I want to be priceless. I want to say no deal to the temptor, you have no power over me. I’m afraid I’d probably cave much too easily in reality.
Jonny: Ehh, I’m pretty leery of shady-seeming deals, so I would like to say I would resist, but if a generous benefactor offered me a private home out in the country with tons of books, how would I be able to say no? That would be a dream come true.
4. There are several literary and mythical allusions in the book, including the story of Persephone and Hades, and the Minotaur in the Labyrinth. How did this strengthen, or indeed weaken, the tale?
Iseult: I loved the mention of the Greek myths. They immediately conjured up a whole lot of images and feelings, by association, and seemed to make what the characters were going through all that more serious and ancient. By likening their ordeals to myths, it gave me the impression of how great Ollie’s fight was against her captor.
Jonny: I also enjoyed the mythical allusions. In middle school, mythology was my favorite class I took (sixth grade actually). Seeing it referenced anywhere always gives me a strong sense of imagery, and it touched on valid concerns that the characters had in that section of the book. It definitely strengthened the tale.
5. When the bus breaks down, Ollie has to make an important decision on whether she stays with her class or goes it alone into the woods. Would you have stayed on the bus or followed her?
Iseult:Give me a book and a light to read by, and they’d probably have to pry me out of the bus with crowbars when it got back to the depot. However, I do like to be different, so I could see myself following Ollie off the bus. If I’d access to the information that she did, no power on earth could have kept me in that vehicle.
Jonny: Haha, Iseult!
Given that I’m not Ollie herself, I would’ve listened to the concern and rationality in her argument and went with her. I’m not a big fan of public transit anyways, and being stuck on a bus sounds like the ninth dimension of hell to me, so it wouldn’t take much.
6. Would you rescue a book from a crazy woman who was about to throw it into a river, like Ollie did in Small Spaces?
Iseult: When I was Ollie’s age, I thought books were practically scared, and the thought of damaging them or destroying them in anyway appalled me. I would have saved the book no question.
These days, while I still shiver at the thought of destroying books (I have saved books from dumpsters because I couldn’t bear the sight of them thrown away when they could have been rehomed), I realize that destroying the physical copy of a book isn’t the same as destroying the ideas it contains. However, I would still save the book, because throwing books into rivers is littering.
Jonny: When I was a kid, I hadn’t really formed an opinion on books. Yes, if you threw away my Animorphs or Goosebumps I’d probably start throwing rocks at you, but if some crazy lady was gonna throw a book into a river I would probably be creeped out and leave her be.

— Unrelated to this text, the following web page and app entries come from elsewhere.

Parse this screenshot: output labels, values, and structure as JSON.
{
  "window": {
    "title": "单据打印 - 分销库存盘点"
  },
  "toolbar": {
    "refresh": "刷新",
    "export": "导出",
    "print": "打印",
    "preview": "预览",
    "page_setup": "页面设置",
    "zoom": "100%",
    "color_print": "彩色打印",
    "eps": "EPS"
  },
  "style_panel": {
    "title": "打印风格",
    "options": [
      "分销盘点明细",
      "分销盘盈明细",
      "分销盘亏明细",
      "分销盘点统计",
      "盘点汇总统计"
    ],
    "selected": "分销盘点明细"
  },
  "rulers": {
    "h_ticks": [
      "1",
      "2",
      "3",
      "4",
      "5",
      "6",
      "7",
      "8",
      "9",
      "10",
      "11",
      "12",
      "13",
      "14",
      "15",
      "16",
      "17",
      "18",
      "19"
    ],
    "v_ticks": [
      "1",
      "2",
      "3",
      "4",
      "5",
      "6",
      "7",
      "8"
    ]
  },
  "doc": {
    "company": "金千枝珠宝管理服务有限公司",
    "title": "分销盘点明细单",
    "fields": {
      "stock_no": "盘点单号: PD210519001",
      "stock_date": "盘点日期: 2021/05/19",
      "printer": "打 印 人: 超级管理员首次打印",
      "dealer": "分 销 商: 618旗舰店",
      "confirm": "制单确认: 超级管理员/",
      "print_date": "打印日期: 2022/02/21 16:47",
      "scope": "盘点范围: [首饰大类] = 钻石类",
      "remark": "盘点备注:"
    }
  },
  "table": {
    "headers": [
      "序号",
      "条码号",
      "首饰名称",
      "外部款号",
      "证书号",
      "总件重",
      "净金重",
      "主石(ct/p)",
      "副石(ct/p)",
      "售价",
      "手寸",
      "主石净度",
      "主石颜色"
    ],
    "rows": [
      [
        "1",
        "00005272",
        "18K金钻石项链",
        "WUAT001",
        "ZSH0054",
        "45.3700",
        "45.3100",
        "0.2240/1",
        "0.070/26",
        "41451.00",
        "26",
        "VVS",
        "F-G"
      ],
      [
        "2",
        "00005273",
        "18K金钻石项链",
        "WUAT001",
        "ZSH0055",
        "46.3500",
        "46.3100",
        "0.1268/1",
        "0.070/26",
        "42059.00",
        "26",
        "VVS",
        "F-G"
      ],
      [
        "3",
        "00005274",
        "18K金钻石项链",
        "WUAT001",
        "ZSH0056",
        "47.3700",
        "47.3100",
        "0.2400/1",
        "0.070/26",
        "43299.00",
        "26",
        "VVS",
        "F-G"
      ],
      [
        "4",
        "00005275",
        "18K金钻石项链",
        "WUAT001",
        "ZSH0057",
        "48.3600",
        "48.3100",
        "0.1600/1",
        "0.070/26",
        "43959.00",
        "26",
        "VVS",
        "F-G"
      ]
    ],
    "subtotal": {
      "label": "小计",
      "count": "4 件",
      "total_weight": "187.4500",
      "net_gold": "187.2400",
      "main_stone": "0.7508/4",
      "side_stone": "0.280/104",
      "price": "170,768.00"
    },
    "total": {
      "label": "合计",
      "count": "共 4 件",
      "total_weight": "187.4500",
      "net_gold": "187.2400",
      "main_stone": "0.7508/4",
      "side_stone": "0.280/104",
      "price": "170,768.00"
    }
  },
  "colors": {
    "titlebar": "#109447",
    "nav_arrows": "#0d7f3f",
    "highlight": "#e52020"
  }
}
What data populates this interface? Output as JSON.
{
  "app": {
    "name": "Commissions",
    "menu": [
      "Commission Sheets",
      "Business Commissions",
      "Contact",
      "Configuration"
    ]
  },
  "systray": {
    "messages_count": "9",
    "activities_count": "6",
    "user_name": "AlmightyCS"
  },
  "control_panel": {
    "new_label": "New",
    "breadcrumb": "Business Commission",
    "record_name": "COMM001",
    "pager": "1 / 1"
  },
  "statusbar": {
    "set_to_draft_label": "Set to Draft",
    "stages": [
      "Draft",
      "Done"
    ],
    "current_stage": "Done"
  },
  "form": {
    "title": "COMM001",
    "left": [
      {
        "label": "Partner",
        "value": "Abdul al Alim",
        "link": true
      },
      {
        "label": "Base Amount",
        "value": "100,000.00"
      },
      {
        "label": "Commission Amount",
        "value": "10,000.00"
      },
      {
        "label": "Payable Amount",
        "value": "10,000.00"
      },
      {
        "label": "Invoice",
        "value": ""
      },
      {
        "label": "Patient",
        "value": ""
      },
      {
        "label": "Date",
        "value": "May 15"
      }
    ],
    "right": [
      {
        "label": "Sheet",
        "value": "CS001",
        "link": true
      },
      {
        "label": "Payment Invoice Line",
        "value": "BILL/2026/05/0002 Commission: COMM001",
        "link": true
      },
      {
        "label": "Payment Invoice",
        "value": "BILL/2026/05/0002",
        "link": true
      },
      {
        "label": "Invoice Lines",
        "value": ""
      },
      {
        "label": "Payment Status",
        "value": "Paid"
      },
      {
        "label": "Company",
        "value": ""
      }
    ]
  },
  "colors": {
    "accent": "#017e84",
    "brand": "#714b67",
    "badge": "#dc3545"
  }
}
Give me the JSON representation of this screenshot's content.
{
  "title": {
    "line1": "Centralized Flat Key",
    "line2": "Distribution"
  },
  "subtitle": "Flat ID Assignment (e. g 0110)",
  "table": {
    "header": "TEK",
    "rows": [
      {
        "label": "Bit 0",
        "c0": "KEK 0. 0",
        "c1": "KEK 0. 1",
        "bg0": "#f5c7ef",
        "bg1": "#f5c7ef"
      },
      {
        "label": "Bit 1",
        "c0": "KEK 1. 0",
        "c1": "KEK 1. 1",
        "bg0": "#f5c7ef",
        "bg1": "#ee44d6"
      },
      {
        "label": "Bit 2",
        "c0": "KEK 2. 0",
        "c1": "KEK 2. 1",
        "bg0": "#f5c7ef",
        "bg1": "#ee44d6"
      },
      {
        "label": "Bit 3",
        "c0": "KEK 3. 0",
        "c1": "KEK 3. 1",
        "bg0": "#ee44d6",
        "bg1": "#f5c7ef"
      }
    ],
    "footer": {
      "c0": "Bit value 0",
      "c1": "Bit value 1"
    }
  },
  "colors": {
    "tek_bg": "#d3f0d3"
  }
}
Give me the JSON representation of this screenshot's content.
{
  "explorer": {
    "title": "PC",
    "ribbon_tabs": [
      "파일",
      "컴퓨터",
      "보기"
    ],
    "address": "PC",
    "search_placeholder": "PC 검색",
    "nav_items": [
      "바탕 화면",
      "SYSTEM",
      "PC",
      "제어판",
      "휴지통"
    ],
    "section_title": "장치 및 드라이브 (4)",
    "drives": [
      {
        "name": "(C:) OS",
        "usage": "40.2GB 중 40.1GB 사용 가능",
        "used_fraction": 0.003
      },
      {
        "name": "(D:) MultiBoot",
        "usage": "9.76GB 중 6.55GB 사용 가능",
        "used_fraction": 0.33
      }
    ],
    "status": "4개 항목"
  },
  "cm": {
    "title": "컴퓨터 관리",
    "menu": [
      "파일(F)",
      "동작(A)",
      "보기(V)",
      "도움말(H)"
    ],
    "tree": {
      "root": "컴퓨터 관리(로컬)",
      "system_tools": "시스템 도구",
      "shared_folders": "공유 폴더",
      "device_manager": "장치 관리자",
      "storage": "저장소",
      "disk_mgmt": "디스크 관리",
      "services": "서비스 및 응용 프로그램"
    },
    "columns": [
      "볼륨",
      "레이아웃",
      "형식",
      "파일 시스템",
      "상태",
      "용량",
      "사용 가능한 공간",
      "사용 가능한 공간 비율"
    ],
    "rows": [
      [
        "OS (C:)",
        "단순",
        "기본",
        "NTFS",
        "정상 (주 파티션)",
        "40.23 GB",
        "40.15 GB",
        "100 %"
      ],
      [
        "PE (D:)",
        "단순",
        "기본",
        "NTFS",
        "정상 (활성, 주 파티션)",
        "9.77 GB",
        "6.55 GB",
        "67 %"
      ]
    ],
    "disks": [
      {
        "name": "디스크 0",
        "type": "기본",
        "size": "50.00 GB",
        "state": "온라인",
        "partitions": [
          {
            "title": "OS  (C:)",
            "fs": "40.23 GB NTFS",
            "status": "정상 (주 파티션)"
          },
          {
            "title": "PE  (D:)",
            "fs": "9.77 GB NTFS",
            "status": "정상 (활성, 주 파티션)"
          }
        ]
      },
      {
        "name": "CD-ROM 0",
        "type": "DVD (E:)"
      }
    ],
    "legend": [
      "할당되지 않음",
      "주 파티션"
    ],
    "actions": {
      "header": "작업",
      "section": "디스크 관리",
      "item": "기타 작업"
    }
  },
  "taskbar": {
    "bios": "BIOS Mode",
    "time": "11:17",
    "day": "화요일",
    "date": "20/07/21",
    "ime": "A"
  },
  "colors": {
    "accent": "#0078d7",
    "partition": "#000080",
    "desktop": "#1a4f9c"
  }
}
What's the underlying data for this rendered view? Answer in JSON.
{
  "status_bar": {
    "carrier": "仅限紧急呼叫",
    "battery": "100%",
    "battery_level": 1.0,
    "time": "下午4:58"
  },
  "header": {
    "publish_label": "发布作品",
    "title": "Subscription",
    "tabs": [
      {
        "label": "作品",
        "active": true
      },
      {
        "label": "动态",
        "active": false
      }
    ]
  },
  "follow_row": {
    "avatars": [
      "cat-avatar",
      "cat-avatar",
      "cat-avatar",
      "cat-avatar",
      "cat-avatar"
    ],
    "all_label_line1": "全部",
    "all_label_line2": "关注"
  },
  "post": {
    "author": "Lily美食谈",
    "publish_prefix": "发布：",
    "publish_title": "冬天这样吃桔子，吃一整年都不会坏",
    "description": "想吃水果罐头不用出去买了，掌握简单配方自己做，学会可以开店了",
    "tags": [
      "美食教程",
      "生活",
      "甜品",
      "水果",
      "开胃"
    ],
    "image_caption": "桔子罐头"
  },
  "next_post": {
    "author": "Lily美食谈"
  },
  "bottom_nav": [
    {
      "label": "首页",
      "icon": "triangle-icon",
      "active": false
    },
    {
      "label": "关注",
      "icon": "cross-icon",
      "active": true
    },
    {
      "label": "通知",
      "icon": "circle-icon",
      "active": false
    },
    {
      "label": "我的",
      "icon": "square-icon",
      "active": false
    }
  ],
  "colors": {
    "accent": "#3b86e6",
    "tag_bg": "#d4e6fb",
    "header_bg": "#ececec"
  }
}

However, these days I would probably shout at the woman for her poor sense of judgment and demand she hand the book over, while keeping a six-foot distance of course. Don’t make me kick your booty, crazy lady!
This was great fun, as always, Jonny. I loved your questions and answers. I look forward to our next buddy read. I can’t believe Small Spaces was our fourth!
Check out our other buddy reads here:
If you would like to join me in a buddy read, or other post collaboration, comment below or send me an email through my contact page. I’d love to hear from you.